"Given a long-established accelerator technology history that can guarantee repetition rate, efficiency, and reliability, accelerator-based inertial fusion should emerge as a fusion power system for the next century," Bangerter wrote.
Today, Bangerter heads the IFE program at Berkeley Lab, and his belief in fusion energy and the need for a heavy ion driver is strong as ever.
"As the world contemplates its dwindling fossil fuel supplies and the environmental costs of energy production, fusion looks ever more appealing," he says. "This accelerator we are proposing will enable us to evaluate the target physics for high-intensity heavy ion beams. Added to the data from the studies at NIF, we should emerge with a clear idea as to the best way to develop fusion energy technology."
Bangerter and other IFE experts have acknowledged that the technical challenges of heavy ion drivers probably do not pose as large an obstacle as does holding down the costs. Thanks to advances in accelerator technology, many made during the past 20 years of the IFE program at Berkeley, Bangerter and his AFRD colleagues believe they can build their new accelerator for $150 million. This represents roughly a 10-percent increase above the federal investment proposed for NIF¬a relatively small increase in expenditures for a disproportionately large payoff in essential technical information.
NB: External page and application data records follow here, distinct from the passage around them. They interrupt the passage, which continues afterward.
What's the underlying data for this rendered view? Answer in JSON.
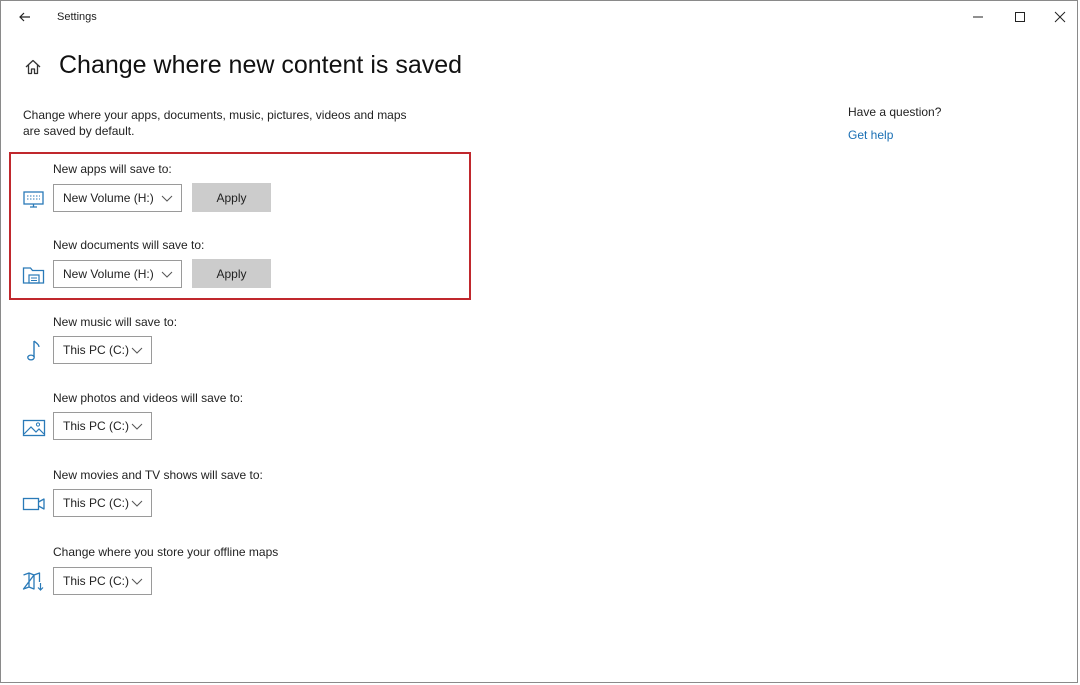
{
  "window": {
    "title": "Settings"
  },
  "header": {
    "title": "Change where new content is saved"
  },
  "description": "Change where your apps, documents, music, pictures, videos and maps are saved by default.",
  "settings": [
    {
      "label": "New apps will save to:",
      "value": "New Volume (H:)",
      "icon": "monitor-icon",
      "apply_label": "Apply"
    },
    {
      "label": "New documents will save to:",
      "value": "New Volume (H:)",
      "icon": "folder-documents-icon",
      "apply_label": "Apply"
    },
    {
      "label": "New music will save to:",
      "value": "This PC (C:)",
      "icon": "music-note-icon"
    },
    {
      "label": "New photos and videos will save to:",
      "value": "This PC (C:)",
      "icon": "picture-icon"
    },
    {
      "label": "New movies and TV shows will save to:",
      "value": "This PC (C:)",
      "icon": "video-camera-icon"
    },
    {
      "label": "Change where you store your offline maps",
      "value": "This PC (C:)",
      "icon": "map-download-icon"
    }
  ],
  "aside": {
    "question": "Have a question?",
    "help_link": "Get help"
  },
  "colors": {
    "accent": "#1a6fb4",
    "highlight": "#c0282d",
    "apply_button": "#cccccc"
  }
}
According to AFRD accelerator designer Andy Faltens, among the top cost-cutting technological improvements are better electrostatic and magnetic beam-focusing systems, new techniques for beam manipulation, and the use of improved ferromagnetic and other more cost-efficient materials.
"While all of the ingredients of an accelerator will continue to evolve, enough time has passed to see tangible improvements," Faltens says. "Our new design will be able to reach many more joules of energy per dollar than ever before."
If the U.S. Department of Energy approves the new proposal, Bangerter and his AFRD team, working in collaboration with a team of researchers at Livermore, aim to have a conceptual design completed by 1998. Construction could start in the year 2000 and take approximately three years. Experimentation could then begin at about the same time as fusion energy experiments begin at NIF.
In an Inertial Fusion Energy system, powerful beams of either ions or photons are directed onto a target of nuclear fuel, causing an implosion that ignites the fuel and releases an enormous quantity of heat.
Photo courtesy Laboratory for Laser Energetics, University of Rochester
"Experiments with a heavy ion driver will have to be done eventually to answer the questions that NIF cannot," Bangerter says. "From a scientific as well as a cost-effective standpoint, it makes sense for the heavy ion and laser experiments to coincide."
The inevitable exhaustion of fossil fuel supplies is no laughing matter. Those who would shrug this eventuality off as something that won't happen for another hundred years should remember another saying that has been making the rounds far longer than any jokes about fusion energy: If you don't learn to crawl, you'll never learn to walk.
Continue to part 3 of this story.